App and web page records:
BEGIN

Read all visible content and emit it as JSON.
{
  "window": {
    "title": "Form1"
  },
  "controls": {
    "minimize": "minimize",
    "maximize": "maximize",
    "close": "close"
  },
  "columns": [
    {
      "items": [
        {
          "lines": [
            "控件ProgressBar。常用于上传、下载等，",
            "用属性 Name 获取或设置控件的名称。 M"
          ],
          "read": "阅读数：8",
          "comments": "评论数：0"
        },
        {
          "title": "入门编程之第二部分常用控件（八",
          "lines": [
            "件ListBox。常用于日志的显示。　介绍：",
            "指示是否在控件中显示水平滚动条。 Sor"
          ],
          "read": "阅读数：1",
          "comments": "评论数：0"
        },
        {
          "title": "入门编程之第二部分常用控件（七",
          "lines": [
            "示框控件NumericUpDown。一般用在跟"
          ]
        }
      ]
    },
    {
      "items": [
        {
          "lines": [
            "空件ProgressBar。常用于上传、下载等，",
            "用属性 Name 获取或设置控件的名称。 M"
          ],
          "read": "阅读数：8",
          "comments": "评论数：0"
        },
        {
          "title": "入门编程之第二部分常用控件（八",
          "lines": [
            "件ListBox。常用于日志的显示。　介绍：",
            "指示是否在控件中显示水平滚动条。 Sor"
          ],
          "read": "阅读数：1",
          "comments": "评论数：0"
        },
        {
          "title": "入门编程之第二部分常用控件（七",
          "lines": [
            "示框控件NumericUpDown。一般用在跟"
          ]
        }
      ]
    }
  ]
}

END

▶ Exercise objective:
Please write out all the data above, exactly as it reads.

▶ Completed task:
Read all visible content and emit it as JSON.
{
  "window": {
    "title": "Form1"
  },
  "controls": {
    "minimize": "minimize",
    "maximize": "maximize",
    "close": "close"
  },
  "columns": [
    {
      "items": [
        {
          "lines": [
            "控件ProgressBar。常用于上传、下载等，",
            "用属性 Name 获取或设置控件的名称。 M"
          ],
          "read": "阅读数：8",
          "comments": "评论数：0"
        },
        {
          "title": "入门编程之第二部分常用控件（八",
          "lines": [
            "件ListBox。常用于日志的显示。　介绍：",
            "指示是否在控件中显示水平滚动条。 Sor"
          ],
          "read": "阅读数：1",
          "comments": "评论数：0"
        },
        {
          "title": "入门编程之第二部分常用控件（七",
          "lines": [
            "示框控件NumericUpDown。一般用在跟"
          ]
        }
      ]
    },
    {
      "items": [
        {
          "lines": [
            "空件ProgressBar。常用于上传、下载等，",
            "用属性 Name 获取或设置控件的名称。 M"
          ],
          "read": "阅读数：8",
          "comments": "评论数：0"
        },
        {
          "title": "入门编程之第二部分常用控件（八",
          "lines": [
            "件ListBox。常用于日志的显示。　介绍：",
            "指示是否在控件中显示水平滚动条。 Sor"
          ],
          "read": "阅读数：1",
          "comments": "评论数：0"
        },
        {
          "title": "入门编程之第二部分常用控件（七",
          "lines": [
            "示框控件NumericUpDown。一般用在跟"
          ]
        }
      ]
    }
  ]
}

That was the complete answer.